**Problem description**
Task for the records below: please copy exactly, and only, the lines from the one containing "Extract the structured" to the last line, both included, leaving out the pictures.

**Collection entries**
──────────
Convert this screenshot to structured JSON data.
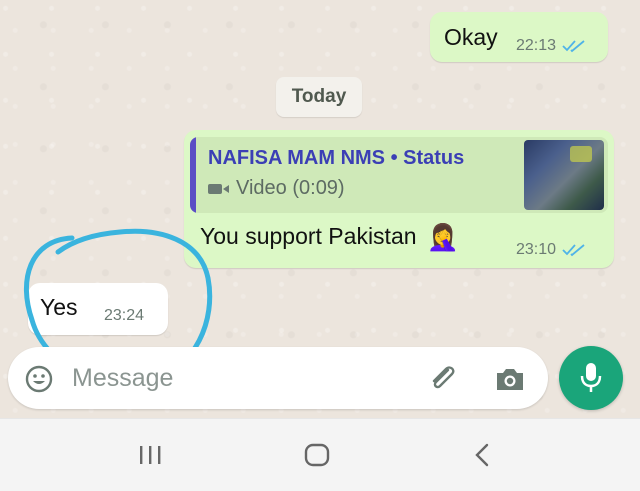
{
  "messages": [
    {
      "id": "okay",
      "direction": "outgoing",
      "text": "Okay",
      "time": "22:13",
      "status": "read"
    },
    {
      "id": "status_reply",
      "direction": "outgoing",
      "quote": {
        "title": "NAFISA MAM NMS • Status",
        "media_label": "Video (0:09)"
      },
      "text": "You support Pakistan",
      "emoji": "🤦‍♀️",
      "time": "23:10",
      "status": "read"
    },
    {
      "id": "yes",
      "direction": "incoming",
      "text": "Yes",
      "time": "23:24"
    }
  ],
  "date_divider": "Today",
  "composer": {
    "placeholder": "Message",
    "value": ""
  },
  "icons": {
    "emoji": "emoji-icon",
    "attach": "paperclip-icon",
    "camera": "camera-icon",
    "mic": "mic-icon",
    "ticks": "double-check-icon",
    "video": "video-camera-icon"
  },
  "colors": {
    "chat_background": "#ece5dd",
    "outgoing_bubble": "#dcf8c6",
    "incoming_bubble": "#ffffff",
    "quote_accent": "#5b4ec5",
    "read_ticks": "#4fb3e8",
    "mic_button": "#1aa57a",
    "annotation": "#3ab4de"
  },
  "annotation": {
    "shape": "hand-drawn circle",
    "target": "yes message"
  },
  "navbar": {
    "buttons": [
      "recent-apps",
      "home",
      "back"
    ]
  }
}
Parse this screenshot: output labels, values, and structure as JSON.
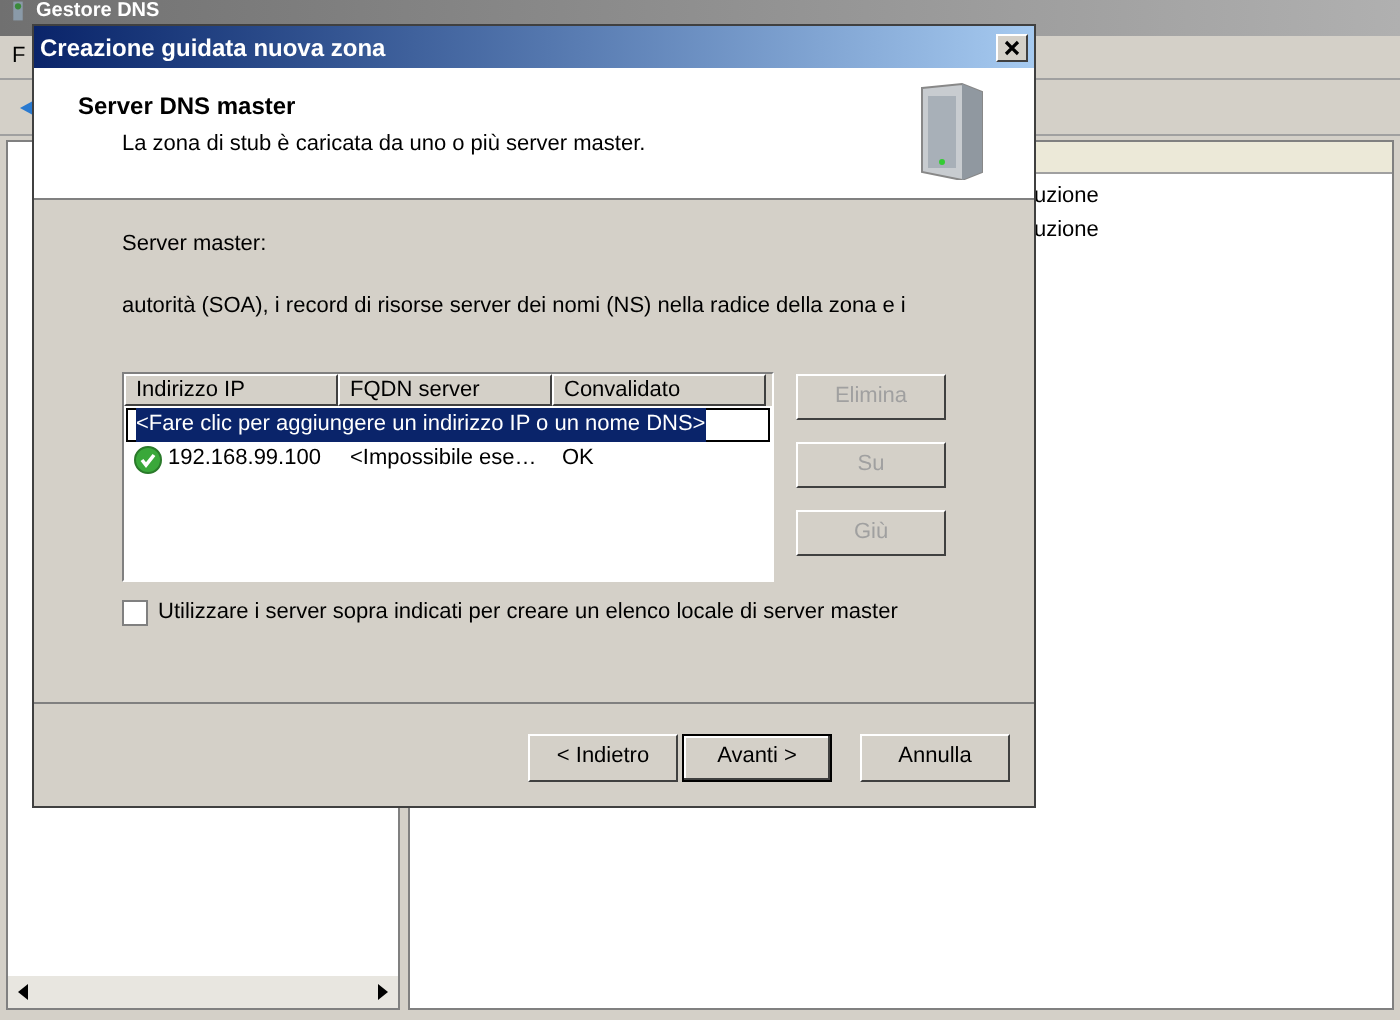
{
  "app": {
    "title": "Gestore DNS",
    "menu": [
      "F"
    ],
    "list_rows": [
      "uzione",
      "uzione"
    ]
  },
  "dialog": {
    "title": "Creazione guidata nuova zona",
    "header": {
      "title": "Server DNS master",
      "subtitle": "La zona di stub è caricata da uno o più server master."
    },
    "label": "Server master:",
    "description": "autorità (SOA), i record di risorse server dei nomi (NS) nella radice della zona e i",
    "table": {
      "columns": [
        "Indirizzo IP",
        "FQDN server",
        "Convalidato"
      ],
      "add_row": {
        "text": "<Fare clic per aggiungere un indirizzo IP o un nome DNS>",
        "selected": true
      },
      "rows": [
        {
          "ip": "192.168.99.100",
          "fqdn": "<Impossibile ese…",
          "status": "OK",
          "selected": false
        }
      ]
    },
    "side_buttons": [
      {
        "label": "Elimina",
        "disabled": true
      },
      {
        "label": "Su",
        "disabled": true
      },
      {
        "label": "Giù",
        "disabled": true
      }
    ],
    "checkbox": {
      "label": "Utilizzare i server sopra indicati per creare un elenco locale di server master",
      "checked": false
    },
    "buttons": [
      {
        "label": "< Indietro",
        "default": false
      },
      {
        "label": "Avanti >",
        "default": true
      },
      {
        "label": "Annulla",
        "default": false
      }
    ]
  }
}
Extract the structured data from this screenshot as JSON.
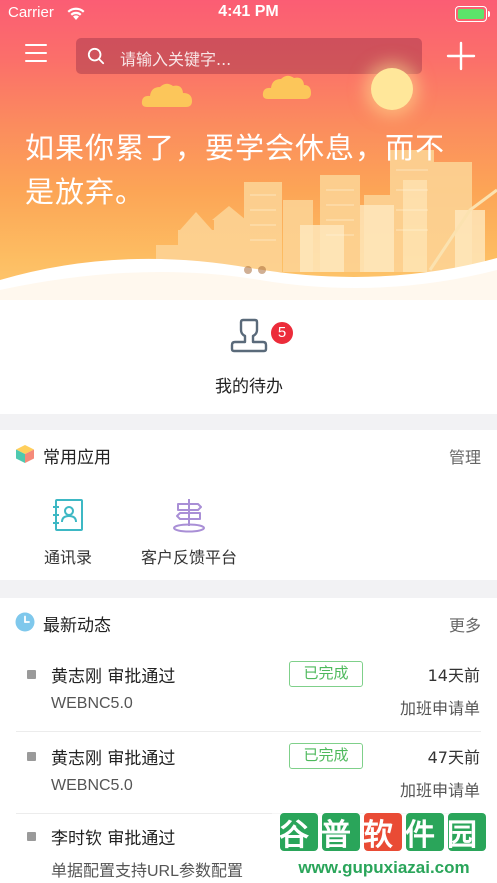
{
  "status_bar": {
    "carrier": "Carrier",
    "time": "4:41 PM"
  },
  "header": {
    "search_placeholder": "请输入关键字..."
  },
  "banner": {
    "slogan": "如果你累了，要学会休息，而不是放弃。",
    "page_dots": 2
  },
  "todo": {
    "label": "我的待办",
    "badge": "5"
  },
  "apps": {
    "title": "常用应用",
    "action": "管理",
    "items": [
      {
        "label": "通讯录",
        "icon": "contacts-icon"
      },
      {
        "label": "客户反馈平台",
        "icon": "signpost-icon"
      }
    ]
  },
  "news": {
    "title": "最新动态",
    "action": "更多",
    "items": [
      {
        "title": "黄志刚 审批通过",
        "subtitle": "WEBNC5.0",
        "status": "已完成",
        "time": "14天前",
        "type": "加班申请单"
      },
      {
        "title": "黄志刚 审批通过",
        "subtitle": "WEBNC5.0",
        "status": "已完成",
        "time": "47天前",
        "type": "加班申请单"
      },
      {
        "title": "李时钦 审批通过",
        "subtitle": "单据配置支持URL参数配置",
        "status": "",
        "time": "",
        "type": ""
      }
    ]
  },
  "watermark": {
    "text": "谷普软件园",
    "url": "www.gupuxiazai.com"
  },
  "colors": {
    "accent_red": "#ec2c3a",
    "status_green": "#4eb95c",
    "hero_top": "#fb5d74",
    "hero_bottom": "#fdd07a"
  }
}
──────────
**Response below**
Extract the structured data from this screenshot as JSON.
{
  "status_bar": {
    "carrier": "Carrier",
    "time": "4:41 PM"
  },
  "header": {
    "search_placeholder": "请输入关键字..."
  },
  "banner": {
    "slogan": "如果你累了，要学会休息，而不是放弃。",
    "page_dots": 2
  },
  "todo": {
    "label": "我的待办",
    "badge": "5"
  },
  "apps": {
    "title": "常用应用",
    "action": "管理",
    "items": [
      {
        "label": "通讯录",
        "icon": "contacts-icon"
      },
      {
        "label": "客户反馈平台",
        "icon": "signpost-icon"
      }
    ]
  },
  "news": {
    "title": "最新动态",
    "action": "更多",
    "items": [
      {
        "title": "黄志刚 审批通过",
        "subtitle": "WEBNC5.0",
        "status": "已完成",
        "time": "14天前",
        "type": "加班申请单"
      },
      {
        "title": "黄志刚 审批通过",
        "subtitle": "WEBNC5.0",
        "status": "已完成",
        "time": "47天前",
        "type": "加班申请单"
      },
      {
        "title": "李时钦 审批通过",
        "subtitle": "单据配置支持URL参数配置",
        "status": "",
        "time": "",
        "type": ""
      }
    ]
  },
  "watermark": {
    "text": "谷普软件园",
    "url": "www.gupuxiazai.com"
  },
  "colors": {
    "accent_red": "#ec2c3a",
    "status_green": "#4eb95c",
    "hero_top": "#fb5d74",
    "hero_bottom": "#fdd07a"
  }
}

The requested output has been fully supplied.